| Exercise requirements |
Take each line from the entries that holds "Printed" and copy it out.
━━━━━━━━━━━━━━━━
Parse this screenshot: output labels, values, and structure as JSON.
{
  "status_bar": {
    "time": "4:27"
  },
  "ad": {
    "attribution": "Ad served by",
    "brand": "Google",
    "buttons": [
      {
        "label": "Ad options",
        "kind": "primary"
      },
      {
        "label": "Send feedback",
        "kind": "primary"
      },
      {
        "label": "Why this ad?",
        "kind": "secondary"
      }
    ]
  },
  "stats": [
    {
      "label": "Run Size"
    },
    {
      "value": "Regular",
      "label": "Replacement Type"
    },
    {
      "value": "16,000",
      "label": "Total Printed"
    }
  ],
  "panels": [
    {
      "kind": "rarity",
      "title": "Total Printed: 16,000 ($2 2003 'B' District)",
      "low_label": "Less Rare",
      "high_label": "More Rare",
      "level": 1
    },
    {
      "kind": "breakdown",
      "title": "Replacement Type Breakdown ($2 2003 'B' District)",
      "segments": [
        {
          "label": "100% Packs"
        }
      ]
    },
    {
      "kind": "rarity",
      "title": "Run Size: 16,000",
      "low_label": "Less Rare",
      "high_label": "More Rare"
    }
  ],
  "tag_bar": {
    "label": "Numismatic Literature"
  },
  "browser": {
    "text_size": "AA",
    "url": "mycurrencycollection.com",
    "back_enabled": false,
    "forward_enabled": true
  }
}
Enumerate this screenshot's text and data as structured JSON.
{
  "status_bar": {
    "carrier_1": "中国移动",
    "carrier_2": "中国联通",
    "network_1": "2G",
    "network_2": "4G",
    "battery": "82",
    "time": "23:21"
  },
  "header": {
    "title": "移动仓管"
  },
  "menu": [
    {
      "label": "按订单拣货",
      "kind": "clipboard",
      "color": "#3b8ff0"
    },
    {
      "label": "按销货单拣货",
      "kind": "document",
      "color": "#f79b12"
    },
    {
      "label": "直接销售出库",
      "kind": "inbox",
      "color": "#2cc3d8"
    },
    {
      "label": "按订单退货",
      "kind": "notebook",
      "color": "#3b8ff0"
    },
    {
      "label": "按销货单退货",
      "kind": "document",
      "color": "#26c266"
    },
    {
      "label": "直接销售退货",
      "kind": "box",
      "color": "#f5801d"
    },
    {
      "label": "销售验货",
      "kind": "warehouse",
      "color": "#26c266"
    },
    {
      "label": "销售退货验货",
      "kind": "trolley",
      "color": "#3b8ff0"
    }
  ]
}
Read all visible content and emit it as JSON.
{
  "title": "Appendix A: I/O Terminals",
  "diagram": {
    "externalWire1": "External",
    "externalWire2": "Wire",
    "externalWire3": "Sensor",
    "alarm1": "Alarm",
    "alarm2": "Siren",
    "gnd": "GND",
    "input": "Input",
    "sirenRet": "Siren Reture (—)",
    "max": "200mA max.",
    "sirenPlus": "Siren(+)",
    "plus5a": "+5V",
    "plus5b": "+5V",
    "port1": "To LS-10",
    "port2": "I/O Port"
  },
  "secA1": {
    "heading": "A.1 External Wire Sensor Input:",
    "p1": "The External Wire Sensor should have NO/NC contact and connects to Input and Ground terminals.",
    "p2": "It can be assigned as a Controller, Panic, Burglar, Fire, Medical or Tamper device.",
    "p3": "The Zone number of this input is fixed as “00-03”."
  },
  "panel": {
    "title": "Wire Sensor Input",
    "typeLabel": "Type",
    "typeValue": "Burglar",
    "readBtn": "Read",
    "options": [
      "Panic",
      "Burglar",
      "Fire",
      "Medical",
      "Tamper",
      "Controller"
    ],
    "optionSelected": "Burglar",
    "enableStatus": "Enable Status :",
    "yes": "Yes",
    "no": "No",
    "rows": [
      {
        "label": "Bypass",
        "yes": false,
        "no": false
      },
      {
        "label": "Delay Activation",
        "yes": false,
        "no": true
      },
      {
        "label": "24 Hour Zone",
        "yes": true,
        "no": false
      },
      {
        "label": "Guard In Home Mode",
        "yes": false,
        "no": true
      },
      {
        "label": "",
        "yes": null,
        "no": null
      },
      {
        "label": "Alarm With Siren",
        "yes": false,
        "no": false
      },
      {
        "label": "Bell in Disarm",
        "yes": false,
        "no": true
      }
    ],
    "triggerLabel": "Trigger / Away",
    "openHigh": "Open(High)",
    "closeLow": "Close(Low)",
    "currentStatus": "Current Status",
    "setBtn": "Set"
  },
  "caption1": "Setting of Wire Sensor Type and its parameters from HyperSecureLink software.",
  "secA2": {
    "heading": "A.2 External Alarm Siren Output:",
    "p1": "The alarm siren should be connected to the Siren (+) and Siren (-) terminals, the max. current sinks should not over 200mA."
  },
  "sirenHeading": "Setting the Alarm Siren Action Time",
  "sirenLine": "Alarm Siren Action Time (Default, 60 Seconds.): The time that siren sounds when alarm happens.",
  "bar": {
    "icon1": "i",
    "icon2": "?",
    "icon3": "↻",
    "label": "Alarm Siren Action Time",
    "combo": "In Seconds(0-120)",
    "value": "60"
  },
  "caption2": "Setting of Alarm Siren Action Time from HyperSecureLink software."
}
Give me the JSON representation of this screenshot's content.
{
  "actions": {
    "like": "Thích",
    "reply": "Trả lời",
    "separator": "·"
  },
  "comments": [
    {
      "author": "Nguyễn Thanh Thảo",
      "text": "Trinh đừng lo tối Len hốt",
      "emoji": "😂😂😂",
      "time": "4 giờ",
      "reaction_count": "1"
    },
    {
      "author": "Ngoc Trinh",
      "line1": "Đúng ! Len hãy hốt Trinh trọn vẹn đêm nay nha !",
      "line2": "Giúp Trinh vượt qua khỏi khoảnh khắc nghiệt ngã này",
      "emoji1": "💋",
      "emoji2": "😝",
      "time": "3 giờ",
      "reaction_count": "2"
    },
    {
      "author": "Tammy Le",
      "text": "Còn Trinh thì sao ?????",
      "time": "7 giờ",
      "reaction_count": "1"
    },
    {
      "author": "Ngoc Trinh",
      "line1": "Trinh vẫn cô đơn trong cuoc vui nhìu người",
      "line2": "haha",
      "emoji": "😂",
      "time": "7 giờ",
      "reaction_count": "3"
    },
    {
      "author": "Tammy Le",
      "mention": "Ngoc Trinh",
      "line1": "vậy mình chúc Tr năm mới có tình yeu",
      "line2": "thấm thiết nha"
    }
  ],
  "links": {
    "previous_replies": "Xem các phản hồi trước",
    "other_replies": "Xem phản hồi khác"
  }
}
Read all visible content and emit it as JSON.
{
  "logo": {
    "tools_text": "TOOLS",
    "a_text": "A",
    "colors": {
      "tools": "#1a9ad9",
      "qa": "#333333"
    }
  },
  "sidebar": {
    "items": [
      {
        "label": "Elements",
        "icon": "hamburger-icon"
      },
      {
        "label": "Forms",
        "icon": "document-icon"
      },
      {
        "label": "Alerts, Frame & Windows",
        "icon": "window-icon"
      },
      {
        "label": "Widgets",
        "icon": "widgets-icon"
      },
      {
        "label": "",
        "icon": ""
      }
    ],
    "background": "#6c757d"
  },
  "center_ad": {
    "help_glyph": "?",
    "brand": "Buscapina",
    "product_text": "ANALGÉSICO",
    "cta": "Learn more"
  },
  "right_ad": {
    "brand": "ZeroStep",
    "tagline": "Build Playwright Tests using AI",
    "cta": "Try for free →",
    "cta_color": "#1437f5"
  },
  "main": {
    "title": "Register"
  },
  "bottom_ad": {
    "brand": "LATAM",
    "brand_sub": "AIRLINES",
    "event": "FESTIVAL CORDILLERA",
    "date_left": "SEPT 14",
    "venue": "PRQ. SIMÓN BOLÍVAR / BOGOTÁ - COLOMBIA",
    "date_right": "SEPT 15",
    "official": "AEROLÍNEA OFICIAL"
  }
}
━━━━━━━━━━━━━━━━
| Response to the exercise |
      "label": "Total Printed"
      "title": "Total Printed: 16,000 ($2 2003 'B' District)",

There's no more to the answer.